      Novartis AG challenged the law on the grounds that the provision provided absolute power to the controller of the patent and denied the rights existing under Article 27 of the TRIPS Agreement that obliged WTO member states to provide patent protection to all fields of technology without discrimination. A government, or its authorised agent, can use a patent without the authorisation of the patent holder.

      The Patent Act, provides for three types of government use. Bayer Corporation , clarified the issue of the working of the patent in the territory of India. This is due to the weakness in the compulsory license regime under the Patents Act, The result was that a product could not be imported where it was produced under a compulsory license.

      Resource book on TRIPS and development: an authoritative and practical guide to the TRIPS agreement

      This was resolved by a amendment to enable India to import pharmaceuticals even if the drugs were produced under a compulsory license. However, if any prior use is approved, then the company is required to pay the patent holder a reasonable royalty. The ceiling prices of controlled drugs should normally not be based on cost of production, but on benchmarks that can be readily monitored.

      It has begun documenting traditional knowledge to prevent the misappropriation of that knowledge by MNCs. One study suggested that:. TRIPS gives member states the freedom to choose the nature and extent of protection they want to offer. The South African Medicines Control Council MCC licensed entities until in at least one of the categories of manufacturer, importer and exporter of medicines.

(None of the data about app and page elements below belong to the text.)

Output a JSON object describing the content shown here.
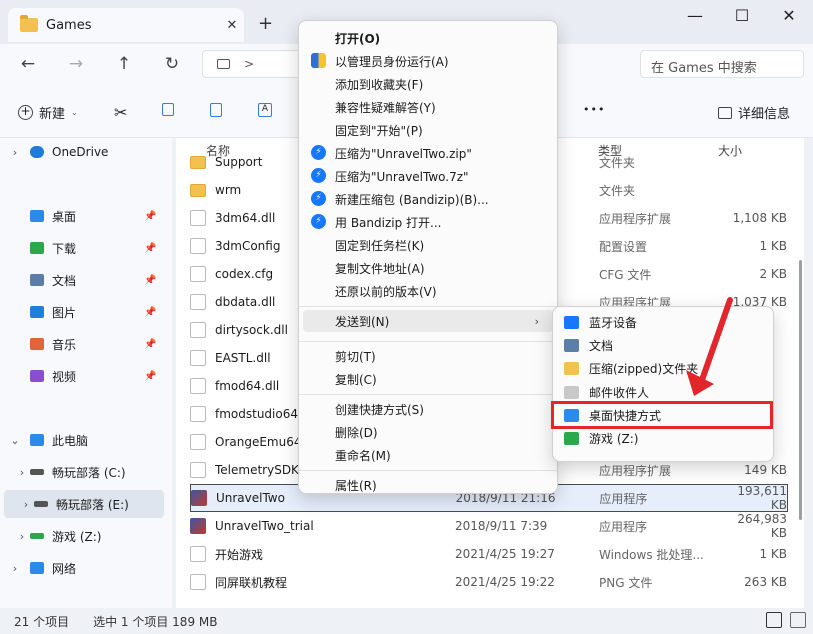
{
  "window": {
    "tab_title": "Games",
    "new_tab": "+"
  },
  "controls": {
    "minimize": "—",
    "maximize": "☐",
    "close": "✕"
  },
  "nav": {
    "back": "←",
    "forward": "→",
    "up": "↑",
    "refresh": "↻",
    "crumb_sep": ">",
    "search_placeholder": "在 Games 中搜索"
  },
  "toolbar": {
    "new_label": "新建",
    "more": "•••",
    "details_label": "详细信息"
  },
  "sidebar": {
    "onedrive": "OneDrive",
    "quick": [
      {
        "label": "桌面",
        "color": "#2c8be8"
      },
      {
        "label": "下载",
        "color": "#2aa84a"
      },
      {
        "label": "文档",
        "color": "#5b7fa8"
      },
      {
        "label": "图片",
        "color": "#1e80d8"
      },
      {
        "label": "音乐",
        "color": "#e0653a"
      },
      {
        "label": "视频",
        "color": "#8a4fd0"
      }
    ],
    "thispc": "此电脑",
    "drives": [
      {
        "label": "畅玩部落 (C:)"
      },
      {
        "label": "畅玩部落 (E:)"
      },
      {
        "label": "游戏 (Z:)"
      }
    ],
    "network": "网络"
  },
  "columns": {
    "name": "名称",
    "type": "类型",
    "size": "大小"
  },
  "files": [
    {
      "name": "Support",
      "date": "",
      "type": "文件夹",
      "size": "",
      "kind": "folder"
    },
    {
      "name": "wrm",
      "date": "",
      "type": "文件夹",
      "size": "",
      "kind": "folder"
    },
    {
      "name": "3dm64.dll",
      "date": "",
      "type": "应用程序扩展",
      "size": "1,108 KB",
      "kind": "file"
    },
    {
      "name": "3dmConfig",
      "date": "",
      "type": "配置设置",
      "size": "1 KB",
      "kind": "file"
    },
    {
      "name": "codex.cfg",
      "date": "",
      "type": "CFG 文件",
      "size": "2 KB",
      "kind": "file"
    },
    {
      "name": "dbdata.dll",
      "date": "",
      "type": "应用程序扩展",
      "size": "1,037 KB",
      "kind": "file"
    },
    {
      "name": "dirtysock.dll",
      "date": "",
      "type": "",
      "size": "",
      "kind": "file"
    },
    {
      "name": "EASTL.dll",
      "date": "",
      "type": "",
      "size": "",
      "kind": "file"
    },
    {
      "name": "fmod64.dll",
      "date": "",
      "type": "",
      "size": "",
      "kind": "file"
    },
    {
      "name": "fmodstudio64.",
      "date": "",
      "type": "",
      "size": "",
      "kind": "file"
    },
    {
      "name": "OrangeEmu64",
      "date": "",
      "type": "",
      "size": "",
      "kind": "file"
    },
    {
      "name": "TelemetrySDK.",
      "date": "",
      "type": "应用程序扩展",
      "size": "149 KB",
      "kind": "file"
    },
    {
      "name": "UnravelTwo",
      "date": "2018/9/11 21:16",
      "type": "应用程序",
      "size": "193,611 KB",
      "kind": "app"
    },
    {
      "name": "UnravelTwo_trial",
      "date": "2018/9/11 7:39",
      "type": "应用程序",
      "size": "264,983 KB",
      "kind": "app"
    },
    {
      "name": "开始游戏",
      "date": "2021/4/25 19:27",
      "type": "Windows 批处理...",
      "size": "1 KB",
      "kind": "file"
    },
    {
      "name": "同屏联机教程",
      "date": "2021/4/25 19:22",
      "type": "PNG 文件",
      "size": "263 KB",
      "kind": "file"
    }
  ],
  "menu": {
    "items": [
      {
        "label": "打开(O)",
        "icon": "",
        "bold": true
      },
      {
        "label": "以管理员身份运行(A)",
        "icon": "shield"
      },
      {
        "label": "添加到收藏夹(F)",
        "icon": ""
      },
      {
        "label": "兼容性疑难解答(Y)",
        "icon": ""
      },
      {
        "label": "固定到\"开始\"(P)",
        "icon": ""
      },
      {
        "label": "压缩为\"UnravelTwo.zip\"",
        "icon": "bandizip"
      },
      {
        "label": "压缩为\"UnravelTwo.7z\"",
        "icon": "bandizip"
      },
      {
        "label": "新建压缩包 (Bandizip)(B)...",
        "icon": "bandizip"
      },
      {
        "label": "用 Bandizip 打开...",
        "icon": "bandizip"
      },
      {
        "label": "固定到任务栏(K)",
        "icon": ""
      },
      {
        "label": "复制文件地址(A)",
        "icon": ""
      },
      {
        "label": "还原以前的版本(V)",
        "icon": ""
      },
      {
        "label": "发送到(N)",
        "icon": "",
        "sub": true
      },
      {
        "label": "剪切(T)",
        "icon": ""
      },
      {
        "label": "复制(C)",
        "icon": ""
      },
      {
        "label": "创建快捷方式(S)",
        "icon": ""
      },
      {
        "label": "删除(D)",
        "icon": ""
      },
      {
        "label": "重命名(M)",
        "icon": ""
      },
      {
        "label": "属性(R)",
        "icon": ""
      }
    ]
  },
  "submenu": {
    "items": [
      {
        "label": "蓝牙设备",
        "color": "#1677ff"
      },
      {
        "label": "文档",
        "color": "#5b7fa8"
      },
      {
        "label": "压缩(zipped)文件夹",
        "color": "#f2c14e"
      },
      {
        "label": "邮件收件人",
        "color": "#c8c8c8"
      },
      {
        "label": "桌面快捷方式",
        "color": "#2c8be8"
      },
      {
        "label": "游戏 (Z:)",
        "color": "#2aa84a"
      }
    ]
  },
  "status": {
    "count": "21 个项目",
    "selected": "选中 1 个项目  189 MB"
  },
  "colors": {
    "highlight": "#e3262b",
    "selection_bg": "#e6eefc"
  }
}
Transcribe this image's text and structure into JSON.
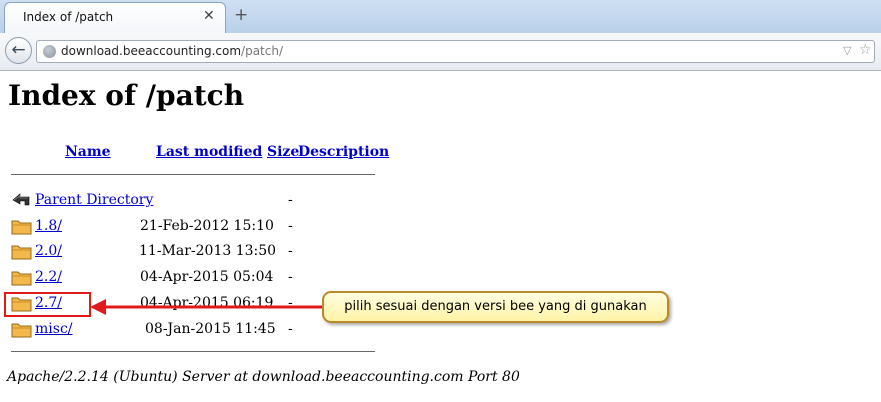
{
  "browser": {
    "tab_title": "Index of /patch",
    "tab_close": "✕",
    "new_tab": "+",
    "back": "←",
    "url_host": "download.beeaccounting.com",
    "url_path": "/patch/",
    "dropdown": "▽",
    "bookmark": "☆"
  },
  "page": {
    "title": "Index of /patch",
    "columns": [
      "Name",
      "Last modified",
      "Size",
      "Description"
    ],
    "rows": [
      {
        "icon": "back-arrow-icon",
        "name": "Parent Directory",
        "modified": "",
        "size": "-"
      },
      {
        "icon": "folder-icon",
        "name": "1.8/",
        "modified": "21-Feb-2012 15:10",
        "size": "-"
      },
      {
        "icon": "folder-icon",
        "name": "2.0/",
        "modified": "11-Mar-2013 13:50",
        "size": "-"
      },
      {
        "icon": "folder-icon",
        "name": "2.2/",
        "modified": "04-Apr-2015 05:04",
        "size": "-"
      },
      {
        "icon": "folder-icon",
        "name": "2.7/",
        "modified": "04-Apr-2015 06:19",
        "size": "-"
      },
      {
        "icon": "folder-icon",
        "name": "misc/",
        "modified": "08-Jan-2015 11:45",
        "size": "-"
      }
    ],
    "address": "Apache/2.2.14 (Ubuntu) Server at download.beeaccounting.com Port 80"
  },
  "annotation": {
    "callout_text": "pilih sesuai dengan versi bee yang di gunakan",
    "highlight_color": "#e01a1a",
    "callout_fill": "#fff6b5"
  }
}
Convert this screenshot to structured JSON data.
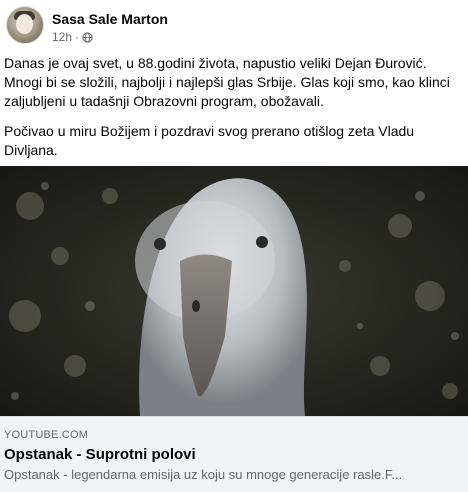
{
  "post": {
    "author": "Sasa Sale Marton",
    "time": "12h",
    "separator": "·",
    "privacy_icon": "globe-icon",
    "paragraphs": [
      "Danas je ovaj svet, u 88.godini života, napustio veliki Dejan Đurović. Mnogi bi se složili, najbolji i najlepši glas Srbije. Glas koji smo, kao klinci zaljubljeni u tadašnji Obrazovni program, obožavali.",
      "Počivao u miru Božijem i pozdravi svog prerano otišlog zeta Vladu Divljana."
    ]
  },
  "link_preview": {
    "domain": "YOUTUBE.COM",
    "title": "Opstanak - Suprotni polovi",
    "description": "Opstanak - legendarna emisija uz koju su mnoge generacije rasle.F..."
  },
  "colors": {
    "text": "#050505",
    "secondary_text": "#65676b",
    "card_background": "#f0f2f5"
  }
}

Further amendments to patent law were made in and The South African companies referred to India as an example of a country where access remains an issue despite the availability of generic versions of AIDS drugs.

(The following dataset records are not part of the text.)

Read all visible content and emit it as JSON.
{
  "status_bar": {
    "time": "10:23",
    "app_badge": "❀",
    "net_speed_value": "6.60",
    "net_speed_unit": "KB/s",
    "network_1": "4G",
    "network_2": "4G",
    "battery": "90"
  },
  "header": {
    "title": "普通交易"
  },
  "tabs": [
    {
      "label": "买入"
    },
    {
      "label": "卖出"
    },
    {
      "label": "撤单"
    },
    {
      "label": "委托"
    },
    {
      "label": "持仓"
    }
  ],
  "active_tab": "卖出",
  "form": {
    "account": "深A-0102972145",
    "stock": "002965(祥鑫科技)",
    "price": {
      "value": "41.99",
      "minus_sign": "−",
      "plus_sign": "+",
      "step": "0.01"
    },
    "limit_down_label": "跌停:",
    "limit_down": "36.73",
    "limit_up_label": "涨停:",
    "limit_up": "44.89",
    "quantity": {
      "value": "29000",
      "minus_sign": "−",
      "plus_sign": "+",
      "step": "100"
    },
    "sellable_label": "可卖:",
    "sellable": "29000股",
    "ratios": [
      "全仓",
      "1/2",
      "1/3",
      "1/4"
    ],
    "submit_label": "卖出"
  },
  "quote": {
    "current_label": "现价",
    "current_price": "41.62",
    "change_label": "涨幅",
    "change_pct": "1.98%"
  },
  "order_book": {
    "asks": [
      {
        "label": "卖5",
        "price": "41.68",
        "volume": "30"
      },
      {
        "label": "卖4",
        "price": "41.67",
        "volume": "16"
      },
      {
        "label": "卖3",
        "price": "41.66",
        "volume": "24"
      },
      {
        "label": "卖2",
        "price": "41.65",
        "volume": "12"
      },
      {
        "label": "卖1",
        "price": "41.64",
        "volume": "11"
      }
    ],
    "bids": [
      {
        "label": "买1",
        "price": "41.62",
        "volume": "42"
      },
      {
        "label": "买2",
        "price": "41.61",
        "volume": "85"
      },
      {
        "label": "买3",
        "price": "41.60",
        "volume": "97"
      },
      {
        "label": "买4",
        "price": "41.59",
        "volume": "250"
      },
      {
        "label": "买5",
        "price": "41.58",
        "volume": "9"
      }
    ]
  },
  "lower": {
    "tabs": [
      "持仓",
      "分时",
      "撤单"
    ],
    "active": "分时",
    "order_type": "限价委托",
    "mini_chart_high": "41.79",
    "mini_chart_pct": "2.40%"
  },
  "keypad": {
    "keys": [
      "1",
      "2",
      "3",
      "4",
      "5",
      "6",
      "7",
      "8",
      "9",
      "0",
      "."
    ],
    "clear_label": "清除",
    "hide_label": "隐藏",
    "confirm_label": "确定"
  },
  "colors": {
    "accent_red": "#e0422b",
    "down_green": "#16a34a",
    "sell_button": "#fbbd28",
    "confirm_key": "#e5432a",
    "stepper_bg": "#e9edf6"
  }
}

      The enactment of the MRSCA, with its provisions for parallel importation, attracted serious criticism from supporters of patent protection for the pharmaceutical industry as they considered it among the options for issuing compulsory licensing , whereas it received strong support from public health groups.

      We [are] not intending to break any treaties. Being on the watch list meant it was possible for South Africa to have unilateral trade sanctions imposed on it by the US. However, the US did not bring a WTO case against South Africa due to a huge public health campaign both inside the US and beyond; the possible negative publicity was too great.

      It was also representative of the broader international struggle over the meaning of TRIPS, especially over the scope of and exceptions to internationally recognised IPRs. Although the issue of parallel imports was discussed by the TRIPS negotiators, they failed to reach a consensus on the subject. This is precisely because developing countries favoured international exhaustion, whereas the US advocated national exhaustion and the EU tried to preserve the principle of EU-wide exhaustion.

      In the context of South Africa, the pharmaceutical companies feared that the Minister for Health could use the amended MRSCA to bypass these provisions to their detriment and to the benefit of South African manufacturers of generic drugs. This almost certainly indicates that none have ever been granted. The Patent Office has no filter to ensure that patents are granted only when they are deserved. The statute merely requires the registrar to conduct a formal tick-box approach to an application.

      Due to a lack of pre-grant opposition and effective post-grant procedures, the South African opposition procedure may not be helpful for local generic producers. Copyright The Rental Right. Copyright Term of Protection. Copyright Limitations and Exceptions. Copyright Related Rights.

      INNOVATION AND IP

      Geographical Indications. Industrial Designs. Patents Subject Matter and Patentability Requirements. Patents Nondiscrimination. Patents Ordre Public and Morality. Patents Therapeutic Surgical and Diagnostic Methods. Dispute Settlement. International and Technological Cooperation and Transfer of Technology.

      Transitional Provisions. Review and Amendment. Security Exceptions.